▶ **EXERCISE DIRECTIONS**
Across the listing below, count the lines containing "frame". Give nothing but the number.
-- STORED DATA follows --
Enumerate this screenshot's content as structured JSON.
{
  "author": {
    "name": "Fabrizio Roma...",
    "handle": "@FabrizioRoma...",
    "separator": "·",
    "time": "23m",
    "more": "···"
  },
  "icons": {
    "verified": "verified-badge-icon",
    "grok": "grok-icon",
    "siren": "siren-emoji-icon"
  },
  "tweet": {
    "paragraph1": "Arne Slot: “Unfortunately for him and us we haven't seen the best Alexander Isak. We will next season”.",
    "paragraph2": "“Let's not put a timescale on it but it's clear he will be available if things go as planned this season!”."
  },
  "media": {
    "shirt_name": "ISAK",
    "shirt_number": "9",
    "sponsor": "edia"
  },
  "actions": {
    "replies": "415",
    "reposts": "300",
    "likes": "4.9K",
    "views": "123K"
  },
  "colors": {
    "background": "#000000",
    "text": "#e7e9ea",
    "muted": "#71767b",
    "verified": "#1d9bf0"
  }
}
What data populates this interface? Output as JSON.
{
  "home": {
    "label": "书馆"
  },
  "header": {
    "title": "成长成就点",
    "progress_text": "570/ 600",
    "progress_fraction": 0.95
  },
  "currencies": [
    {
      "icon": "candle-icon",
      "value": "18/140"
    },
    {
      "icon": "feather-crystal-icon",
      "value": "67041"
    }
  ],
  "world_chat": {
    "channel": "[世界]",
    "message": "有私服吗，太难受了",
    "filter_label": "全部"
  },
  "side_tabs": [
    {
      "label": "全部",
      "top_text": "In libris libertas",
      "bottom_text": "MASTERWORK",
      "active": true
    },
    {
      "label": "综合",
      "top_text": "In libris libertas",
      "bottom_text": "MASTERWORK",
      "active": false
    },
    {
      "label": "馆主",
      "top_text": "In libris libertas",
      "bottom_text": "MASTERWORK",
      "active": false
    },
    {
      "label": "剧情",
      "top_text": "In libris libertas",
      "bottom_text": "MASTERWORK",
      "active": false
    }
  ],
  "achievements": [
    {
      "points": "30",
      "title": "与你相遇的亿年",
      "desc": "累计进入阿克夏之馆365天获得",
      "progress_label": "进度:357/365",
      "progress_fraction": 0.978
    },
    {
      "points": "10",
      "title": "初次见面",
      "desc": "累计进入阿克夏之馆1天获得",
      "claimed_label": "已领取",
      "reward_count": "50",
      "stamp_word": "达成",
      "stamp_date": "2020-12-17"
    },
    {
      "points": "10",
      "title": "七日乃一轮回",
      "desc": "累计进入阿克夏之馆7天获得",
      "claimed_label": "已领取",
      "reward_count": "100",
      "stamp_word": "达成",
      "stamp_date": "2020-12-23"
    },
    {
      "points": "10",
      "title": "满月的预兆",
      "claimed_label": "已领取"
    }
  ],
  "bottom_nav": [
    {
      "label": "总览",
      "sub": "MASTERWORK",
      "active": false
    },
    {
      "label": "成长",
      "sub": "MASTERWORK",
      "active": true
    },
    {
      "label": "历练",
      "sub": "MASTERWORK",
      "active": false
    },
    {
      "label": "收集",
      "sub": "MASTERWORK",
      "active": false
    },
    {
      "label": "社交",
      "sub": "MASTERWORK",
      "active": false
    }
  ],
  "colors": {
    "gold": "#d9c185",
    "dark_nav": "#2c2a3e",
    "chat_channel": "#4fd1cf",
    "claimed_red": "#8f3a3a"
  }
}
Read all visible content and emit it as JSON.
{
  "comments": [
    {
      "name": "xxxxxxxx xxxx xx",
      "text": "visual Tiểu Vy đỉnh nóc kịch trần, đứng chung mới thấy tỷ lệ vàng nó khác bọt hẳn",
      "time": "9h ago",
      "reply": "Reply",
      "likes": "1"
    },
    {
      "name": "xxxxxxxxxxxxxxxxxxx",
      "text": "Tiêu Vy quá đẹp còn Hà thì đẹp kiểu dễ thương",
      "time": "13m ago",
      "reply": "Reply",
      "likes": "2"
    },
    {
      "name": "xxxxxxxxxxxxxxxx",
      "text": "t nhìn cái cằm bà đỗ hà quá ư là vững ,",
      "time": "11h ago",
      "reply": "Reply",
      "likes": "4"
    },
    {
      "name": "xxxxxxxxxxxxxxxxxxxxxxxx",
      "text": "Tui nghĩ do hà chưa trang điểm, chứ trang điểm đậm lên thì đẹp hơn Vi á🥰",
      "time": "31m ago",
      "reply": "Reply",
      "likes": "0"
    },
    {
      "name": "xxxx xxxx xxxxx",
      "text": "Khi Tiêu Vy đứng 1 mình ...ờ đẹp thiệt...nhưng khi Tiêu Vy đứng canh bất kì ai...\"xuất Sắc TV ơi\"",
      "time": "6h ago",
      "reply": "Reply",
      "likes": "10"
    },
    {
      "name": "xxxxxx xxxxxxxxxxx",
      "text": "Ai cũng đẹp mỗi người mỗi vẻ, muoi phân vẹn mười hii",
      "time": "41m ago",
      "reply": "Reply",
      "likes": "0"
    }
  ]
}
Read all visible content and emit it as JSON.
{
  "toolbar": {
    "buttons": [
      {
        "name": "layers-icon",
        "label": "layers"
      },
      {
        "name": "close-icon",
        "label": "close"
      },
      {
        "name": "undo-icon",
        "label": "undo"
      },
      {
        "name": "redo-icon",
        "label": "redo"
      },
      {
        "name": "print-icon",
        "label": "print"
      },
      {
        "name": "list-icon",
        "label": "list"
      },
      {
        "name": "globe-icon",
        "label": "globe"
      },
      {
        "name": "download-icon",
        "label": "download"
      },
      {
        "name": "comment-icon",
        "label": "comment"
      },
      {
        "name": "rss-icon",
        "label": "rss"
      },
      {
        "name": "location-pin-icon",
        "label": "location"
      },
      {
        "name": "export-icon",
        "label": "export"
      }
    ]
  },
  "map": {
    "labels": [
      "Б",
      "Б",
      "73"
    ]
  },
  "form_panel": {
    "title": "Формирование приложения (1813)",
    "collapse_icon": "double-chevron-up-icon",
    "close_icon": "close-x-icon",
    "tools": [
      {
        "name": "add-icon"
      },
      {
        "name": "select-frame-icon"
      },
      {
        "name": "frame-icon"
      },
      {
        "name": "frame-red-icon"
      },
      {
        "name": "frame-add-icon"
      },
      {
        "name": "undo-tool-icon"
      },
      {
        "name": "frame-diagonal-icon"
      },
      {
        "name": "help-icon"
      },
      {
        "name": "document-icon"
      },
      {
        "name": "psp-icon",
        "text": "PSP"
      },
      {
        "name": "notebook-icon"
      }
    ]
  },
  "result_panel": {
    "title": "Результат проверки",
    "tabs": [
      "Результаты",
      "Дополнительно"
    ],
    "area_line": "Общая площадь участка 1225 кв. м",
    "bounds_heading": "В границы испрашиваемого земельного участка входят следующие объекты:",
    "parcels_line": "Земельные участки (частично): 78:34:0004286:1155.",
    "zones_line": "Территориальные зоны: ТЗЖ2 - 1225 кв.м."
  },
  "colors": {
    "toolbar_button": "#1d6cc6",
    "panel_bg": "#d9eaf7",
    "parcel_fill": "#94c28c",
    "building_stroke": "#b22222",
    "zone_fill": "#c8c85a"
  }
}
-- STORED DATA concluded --
▶ **YOUR SOLUTION**
5